    I gained 34 pounds in four years.  Both my neurologist and rheumatologist advised me to lose weight in order to benefit my overall health and the effects of my diseases.  I think that it was a physical therapist I was seeing in the winter/spring of 2009 who helped to give me back some confidence and showed me how to care for my body.  I lost 11 pounds in 2009 which brings us to the beginning of THIS year.


    The chart has taken a serious downturn this year which is great!  I’ve lost 36 pounds in 7.5 months.  I’ve lost 47 total since 2009.  I’m halfway to where I should be which is about 190 pounds for starters.  Actually anything below 200 pounds would be awesome!  It would be a 30-33% loss (depending upon which starting point is measured).

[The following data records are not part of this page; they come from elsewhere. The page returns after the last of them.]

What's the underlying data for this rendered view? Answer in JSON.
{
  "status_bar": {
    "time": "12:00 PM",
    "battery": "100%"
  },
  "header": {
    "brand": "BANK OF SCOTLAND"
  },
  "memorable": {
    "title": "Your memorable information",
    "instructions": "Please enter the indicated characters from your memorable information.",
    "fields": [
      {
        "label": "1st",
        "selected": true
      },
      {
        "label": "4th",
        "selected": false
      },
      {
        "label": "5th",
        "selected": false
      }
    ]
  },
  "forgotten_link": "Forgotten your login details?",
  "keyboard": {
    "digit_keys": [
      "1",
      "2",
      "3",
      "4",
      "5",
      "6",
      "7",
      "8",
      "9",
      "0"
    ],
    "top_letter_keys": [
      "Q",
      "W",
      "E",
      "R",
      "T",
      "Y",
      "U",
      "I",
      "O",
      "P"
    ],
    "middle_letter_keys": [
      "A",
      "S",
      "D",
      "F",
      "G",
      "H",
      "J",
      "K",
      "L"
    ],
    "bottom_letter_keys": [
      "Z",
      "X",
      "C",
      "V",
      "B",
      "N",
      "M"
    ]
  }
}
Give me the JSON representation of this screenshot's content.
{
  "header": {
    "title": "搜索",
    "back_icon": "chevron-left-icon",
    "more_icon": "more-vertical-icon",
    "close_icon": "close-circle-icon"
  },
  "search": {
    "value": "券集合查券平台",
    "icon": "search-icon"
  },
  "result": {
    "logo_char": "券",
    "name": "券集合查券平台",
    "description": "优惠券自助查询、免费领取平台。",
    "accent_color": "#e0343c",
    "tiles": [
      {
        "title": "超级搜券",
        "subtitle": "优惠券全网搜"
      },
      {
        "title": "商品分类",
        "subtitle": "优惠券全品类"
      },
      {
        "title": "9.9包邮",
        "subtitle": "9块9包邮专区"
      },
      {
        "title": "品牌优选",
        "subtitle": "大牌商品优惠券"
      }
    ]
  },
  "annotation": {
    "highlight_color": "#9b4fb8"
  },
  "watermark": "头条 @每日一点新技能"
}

    As I travel back in time with my weight, I must continue to keep visualizing a new me.  A lighter, more emotionally agile, me.  A me which is off the charts.  :)

    Way off the charts!!


    August 15, 2010
    Weight: 237.0 lbs
    Blood Pressure: 121/78
    Pulse: 72


    August 22, 2010
    Weight: 235.7 lbs
    Blood Pressure: 110/70
    Pulse: 63


    Lisa Emrich is author of the blog Brass and Ivory: Life with MS and RA and founder of the Carnival of MS Bloggers.


Published On: August 24, 2010